AUBURN HILLS, Mich. -- After the press conference, after holding up the jersey for the cameras, after sitting next to the franchise legend who had just gambled on him, Kentavious Caldwell-Pope sat down and took a deep breath.
"It hasn't hit me yet. But I'm starting to feel it a little bit. It really hasn't hit me," he said. "I'm just trying to stay relaxed and calm."
Caldwell-Pope, the former Georgia star from Greenville High, was introduced to a throng of media covering the Detroit Pistons on Friday, a day after being picked eighth overall in the NBA draft. It wasn't exactly a red-carpet welcome from some fans and media, who wondered why the Pistons didn't take the local favorite, Michigan guard Trey Burke.
In fact, once a cursory press conference was over, it was Pistons general manager Joe Dumars who was surrounded by media members off to one side. Caldwell-Pope was in much less demand as he stood on the other side.
That was just fine with the shy, soft-spoken Georgia native, who was still grasping the magnitude of his life change.

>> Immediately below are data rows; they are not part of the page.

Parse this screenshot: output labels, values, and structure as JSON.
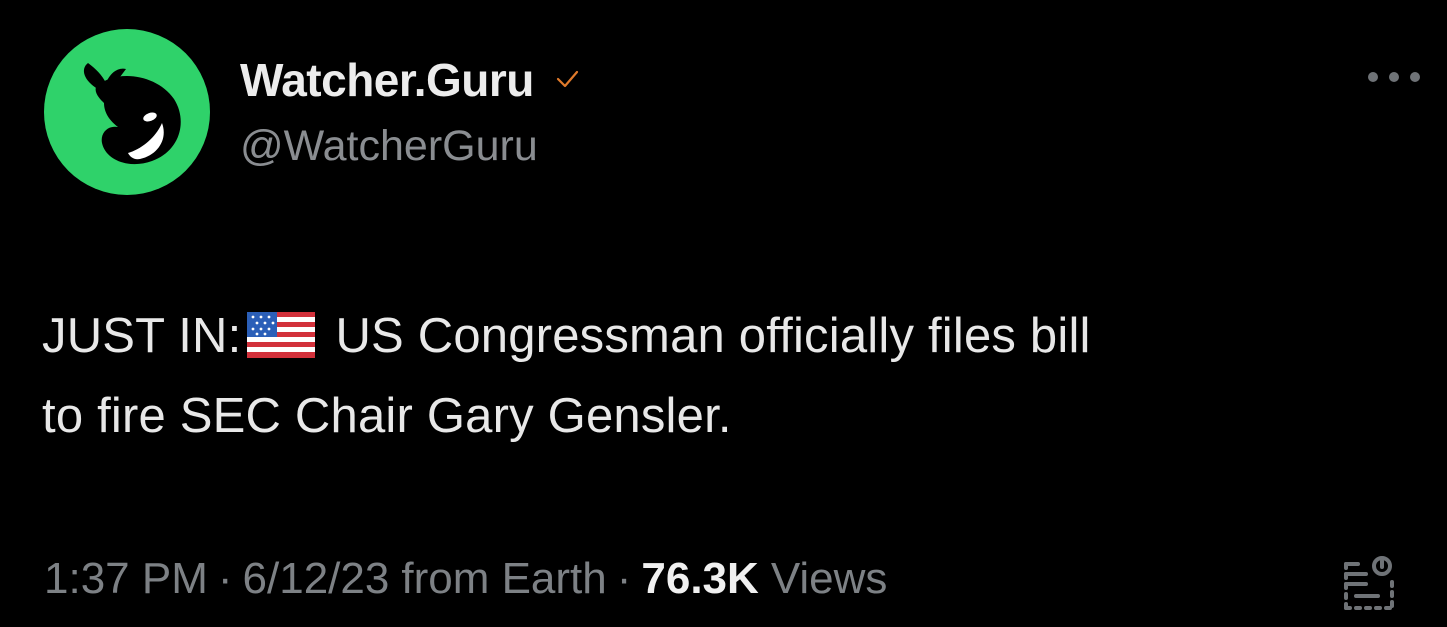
{
  "author": {
    "display_name": "Watcher.Guru",
    "handle": "@WatcherGuru",
    "avatar_icon": "orca-whale-icon",
    "avatar_color": "#2fd26a",
    "verified_color": "#e07a2b"
  },
  "tweet": {
    "text_prefix": "JUST IN:",
    "flag_icon": "us-flag-icon",
    "text_line1_rest": "US Congressman officially files bill",
    "text_line2": "to fire SEC Chair Gary Gensler."
  },
  "meta": {
    "time": "1:37 PM",
    "separator": "·",
    "date": "6/12/23",
    "source": "from Earth",
    "views_count": "76.3K",
    "views_label": "Views"
  },
  "icons": {
    "more": "more-options-icon",
    "analytics": "analytics-icon"
  }
}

When he declared for the NBA draft in April, leaving Georgia after his sophomore season, being a lottery pick was a reach. Yes, he had been the SEC player of the year, but his team finished with a losing record, leaving apparently half the NBA skeptical.
"The feedback I was getting was half of the teams had me going first round, and half had me going second round. And some had me going late-first, early-second," Caldwell-Pope said. "But taking that feedback and letting it motivate me I was coming in with a mind set that I want to move up in the draft. Probably that mind set helped me."
So did pre-draft workouts, where he impressed teams with not only his shooting ability, but his defense, rebounding and intangibles.
Dumars mentioned several times that he was impressed that Caldwell-Pope "never took a night off" last season, despite playing for a struggling team.
"He brought it every night," Dumars said.
Dumars and the Pistons kept their interest in Caldwell-Pope a closely-guarded secret. Most mock drafts leading up to Thursday night had Minnesota, which picked ninth, grabbing the Georgia star. But Minnesota never had a chance, as the Pistons got him one spot earlier.
Caldwell-Pope visited the Pistons on Monday, when met most of the staff, and they finished the visit by sitting down in Dumars' office. Dumars told him the team really liked him, and were seriously considering taking him.
"I had a feeling I would be back here," Caldwell-Pope said on Thursday.
As he stood on the Pistons' practice court, banners with legendary names hung above him: Daly, Dumars, Laimbeer, Rodman, Thomas.
It may be a lot for a small-town kid like Caldwell-Pope, who often played before sparse crowds at Stegeman Coliseum.
Dumars talked about how back in the early '80s he was in the same situation as a rookie as Caldwell-Pope: Wide-eyed and unsure of what to expect, and not a well-known name when he was drafted out of McNeese State.
"He came in here this morning, and he's oblivious to it right now," Dumars said. "He doesn't know."
The Detroit media kept it easy on him the first day. A couple asked him what he preferred to be called: KCP, Kentavious or Ken, as Dumars referred to him.
"KCP is shorter, but I hear different names every day," he said, chuckling.
Pressed, he said he'd prefer KCP.
Caldwell-Pope was accompanied to Detroit by his former AAU coach, Tony Adams, of Columbus. The two have been talking about living arrangements; they're hoping to find him a place near the practice facility, which is next to The Palace.
The 24 hours after hearing his name announced at the draft were a whirlwind: He didn't leave Barclay's Arena in Brooklyn until midnight. He hardly bothered sleeping, because he had to get up at 4 a.m. to drive from New York City to Philadelphia. He got two hours of sleep on the drive, and then the flight got delayed.
He was operating on just three hours sleep. But the high of all this happening to him was enough.
"It's a blessing. I mean, just me leaving school and the feedback I was getting at first, I knew I was taking a risk," he said. "But I had confidence, I knew I could go into the workouts and I could prove myself. And I did that. It really just helped me."